With the end of her working career in sight, occupational therapist Barbara Manson felt it was time to overhaul her lifestyle. “As you come up to retirement you tend to review what’s important to you,” she says.
“I had always wanted to be in the country so I could grow vegetables and keep hens. I was living in a large stone property, and I basically wanted less house and more land.”
Following a long search, Barbara passed a for sale sign just a couple of miles inland from where she was living at the time. A traditional farmhouse was on the market together with a paddock that had outline planning permission for a house.After looking into the possibility of renovating, Barbara decided that the only way to ensure that she got everything she wanted from a new home was to self-build. However, finding a suitable plot in Black Isle, Inverness, was not an easy task – it’s a popular place to live, and land that does become available is usually snapped up by farmers as the location boasts rich, fertile soil.
“I made an offer of £80,000 for the paddock, which was accepted – I was just over the moon,” says Barbara.
From the outset Barbara’s project had clear financial constraints. She had taken responsibility for selling her former home and had managed to secure an offer of £200,000. In order to remain mortgage free, this figure was to be the sum total of her budget.
“My ideal would have been to live off grid in a straw bale house with composting toilets, but I felt I had to be realistic and take account of planning requirements in this area,” says Barbara. “Also, it might have been nice to do a lot of the work myself, but I am not technically inclined so I knew I needed a builder.”
Neil Sutherland was Barbara’s architect of choice. She had read about him in a book about living off grid and then heard him speak at a transition town meeting. He visited the site and agreed that his company, Makar Construction, could design and build a small single storey, one bedroom house for around £100,000-£150,000.
Within a short period of time, Neil’s colleague Scott Reid came up with a design proposal. There was immediate agreement with regards to the overall aesthetic and materials palette.
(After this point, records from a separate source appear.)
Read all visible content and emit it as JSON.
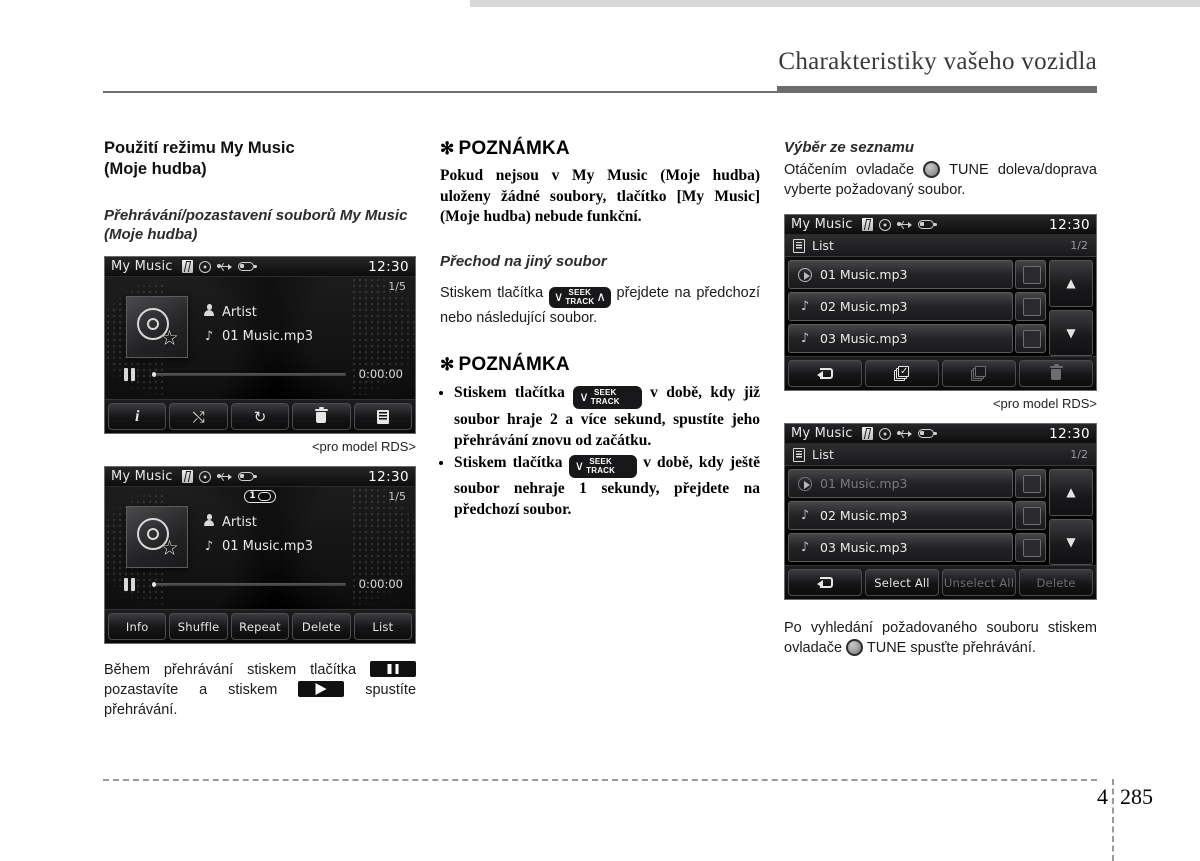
{
  "header": {
    "title": "Charakteristiky vašeho vozidla"
  },
  "footer": {
    "chapter": "4",
    "page": "285"
  },
  "left": {
    "section_title": "Použití režimu My Music\n(Moje hudba)",
    "sub_title": "Přehrávání/pozastavení souborů My Music (Moje hudba)",
    "caption_rds": "<pro model RDS>",
    "body_1": "Během přehrávání stiskem tlačítka",
    "body_2": "pozastavíte a stiskem",
    "body_3": "spustíte přehrávání."
  },
  "mid": {
    "note1_head": "POZNÁMKA",
    "note1_body": "Pokud nejsou v My Music (Moje hudba) uloženy žádné soubory, tlačítko [My Music] (Moje hudba) nebude funkční.",
    "sub_title": "Přechod na jiný soubor",
    "para_a": "Stiskem tlačítka",
    "para_b": "přejdete na předchozí nebo následující soubor.",
    "note2_head": "POZNÁMKA",
    "bullet1_a": "Stiskem tlačítka",
    "bullet1_b": "v době, kdy již soubor hraje 2 a více sekund, spustíte jeho přehrávání znovu od začátku.",
    "bullet2_a": "Stiskem tlačítka",
    "bullet2_b": "v době, kdy ještě soubor nehraje 1 sekundy, přejdete na předchozí soubor.",
    "seek_label_line1": "SEEK",
    "seek_label_line2": "TRACK",
    "chev_down": "∨",
    "chev_up": "∧",
    "asterisk": "✻"
  },
  "right": {
    "sub_title": "Výběr ze seznamu",
    "para_a": "Otáčením ovladače",
    "tune_label": "TUNE",
    "para_b": "doleva/doprava vyberte požadovaný soubor.",
    "caption_rds": "<pro model RDS>",
    "para_c": "Po vyhledání požadovaného souboru stiskem ovladače",
    "para_d": "TUNE spusťte přehrávání."
  },
  "screens": {
    "player_rds": {
      "title": "My Music",
      "clock": "12:30",
      "track_count": "1/5",
      "artist": "Artist",
      "file": "01 Music.mp3",
      "time": "0:00:00",
      "status_icons": [
        "bluetooth-icon",
        "disc-icon",
        "usb-icon",
        "battery-icon"
      ],
      "toolbar": [
        {
          "name": "info-button",
          "icon": "info-icon",
          "label": ""
        },
        {
          "name": "shuffle-button",
          "icon": "shuffle-icon",
          "label": ""
        },
        {
          "name": "repeat-button",
          "icon": "repeat-icon",
          "label": ""
        },
        {
          "name": "delete-button",
          "icon": "trash-icon",
          "label": ""
        },
        {
          "name": "list-button",
          "icon": "list-icon",
          "label": ""
        }
      ]
    },
    "player_text": {
      "title": "My Music",
      "clock": "12:30",
      "track_count": "1/5",
      "artist": "Artist",
      "file": "01 Music.mp3",
      "time": "0:00:00",
      "repeat_one": "1",
      "toolbar": [
        {
          "name": "info-button",
          "label": "Info"
        },
        {
          "name": "shuffle-button",
          "label": "Shuffle"
        },
        {
          "name": "repeat-button",
          "label": "Repeat"
        },
        {
          "name": "delete-button",
          "label": "Delete"
        },
        {
          "name": "list-button",
          "label": "List"
        }
      ]
    },
    "list_rds": {
      "title": "My Music",
      "clock": "12:30",
      "list_label": "List",
      "page": "1/2",
      "rows": [
        {
          "icon": "play-icon",
          "label": "01 Music.mp3",
          "dimmed": false
        },
        {
          "icon": "note-icon",
          "label": "02 Music.mp3",
          "dimmed": false
        },
        {
          "icon": "note-icon",
          "label": "03 Music.mp3",
          "dimmed": false
        }
      ],
      "scroll_up": "▲",
      "scroll_down": "▼",
      "toolbar": [
        {
          "name": "back-button",
          "icon": "back-arrow-icon",
          "label": "",
          "dim": false
        },
        {
          "name": "select-all-button",
          "icon": "checked-stack-icon",
          "label": "",
          "dim": false
        },
        {
          "name": "unselect-all-button",
          "icon": "blank-stack-icon",
          "label": "",
          "dim": true
        },
        {
          "name": "delete-button",
          "icon": "trash-icon",
          "label": "",
          "dim": true
        }
      ]
    },
    "list_text": {
      "title": "My Music",
      "clock": "12:30",
      "list_label": "List",
      "page": "1/2",
      "rows": [
        {
          "icon": "play-icon",
          "label": "01 Music.mp3",
          "dimmed": true
        },
        {
          "icon": "note-icon",
          "label": "02 Music.mp3",
          "dimmed": false
        },
        {
          "icon": "note-icon",
          "label": "03 Music.mp3",
          "dimmed": false
        }
      ],
      "scroll_up": "▲",
      "scroll_down": "▼",
      "toolbar": [
        {
          "name": "back-button",
          "icon": "back-arrow-icon",
          "label": "",
          "dim": false
        },
        {
          "name": "select-all-button",
          "icon": "",
          "label": "Select All",
          "dim": false
        },
        {
          "name": "unselect-all-button",
          "icon": "",
          "label": "Unselect All",
          "dim": true
        },
        {
          "name": "delete-button",
          "icon": "",
          "label": "Delete",
          "dim": true
        }
      ]
    }
  },
  "glyphs": {
    "shuffle": "⤭",
    "repeat": "↻",
    "note": "♪",
    "star": "☆",
    "info": "i"
  },
  "colors": {
    "rule": "#6d6d6d",
    "screen_bg": "#000000",
    "text": "#1a1a1a"
  }
}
The home is a timber construction finished in a mixture of horizontal and vertical larch cladding, crowned with an eco friendly living roof. “I’ve always loved this sort of roof,” says Barbara. “We put in a seed combination of pretty Scottish wildflowers and low growing grasses.”
Work started in June 2012 and almost right away there was a major challenge to overcome. “The percolation tests on the soil showed it was not good for drainage. It is clay based round here and I had a choice of either putting in pipes through the field or having a gravel mound,” says Barbara. “I went for the gravel in the end. This was an unexpected cost that used up my contingency right away.”
One of the builders was Barbara’s son Duncan, who works for Makar, so the project was very much a family affair. “He helped me to make some key decisions,” says Barbara. “Because of the tight budget, I had to decide where to invest in quality and where I could economise. Duncan advised that I could save money in the budget by having pine flooring rather than oak and that I should invest in Scottish made Tree Craft windows.”
Getting the most from a small 63m2 space requires design ingenuity and clear communication between architect and client. Scott suggested that a woodburner would sit well in the living space, but Barbara wanted to ensure that this zone remained flexible and felt that a stove would take up too much room and restrict her ability to rearrange the floorplan in the future.
However, she did want to have solid fuel cooking and heating, so she decided to invest in an Esse Ironheart cooker/stove, which is situated in the kitchen. This has the added benefit of providing hot water. During the summer months, however, it’s too warm to light the stove, so solar panels were incorporated to provide enough water for a single occupant.
An area to the side of the open plan living space has been designed in such a way that it can be screened off by shutting a bi-fold wooden door. This gives visitors some privacy when they come to stay. The area between the top of the sliding door and the ceiling has been filled in with glass so light can shine through the property.
Since the building work was completed and Barbara moved into her new home, a couple of minor issues have emerged. “In some ways, I wish I could go through the process twice,” says Barbara.
“You just learn so much. If I was building again, I would make the guest area about a metre wider so the sofa could more easily be turned into a bed. I would also make my bedroom about a metre wider just to create more space.”
It is clear, though, that for Barbara the entire process has been worthwhile and there is no going back. In the end, she had to borrow some money to finish the project and has gone back to work part time. However, she enjoys the unexpected feeling of space that the inside of the house affords and has hosted 13 guests for dinner without feeling cramped. She also particularly likes the way her new home’s extensive glazing blurs the boundaries between indoors and out.
“It would be difficult to go back to living in a village. I would miss the openness; being here is just sheer magic,” says Barbara. “This is the most rurally I have ever lived and there is no light pollution. I let the dogs out last thing at night and I stand there for ages just looking at the Milky Way. On a clear day I can see all the way to the Strathconon Hills. It’s just fantastic.”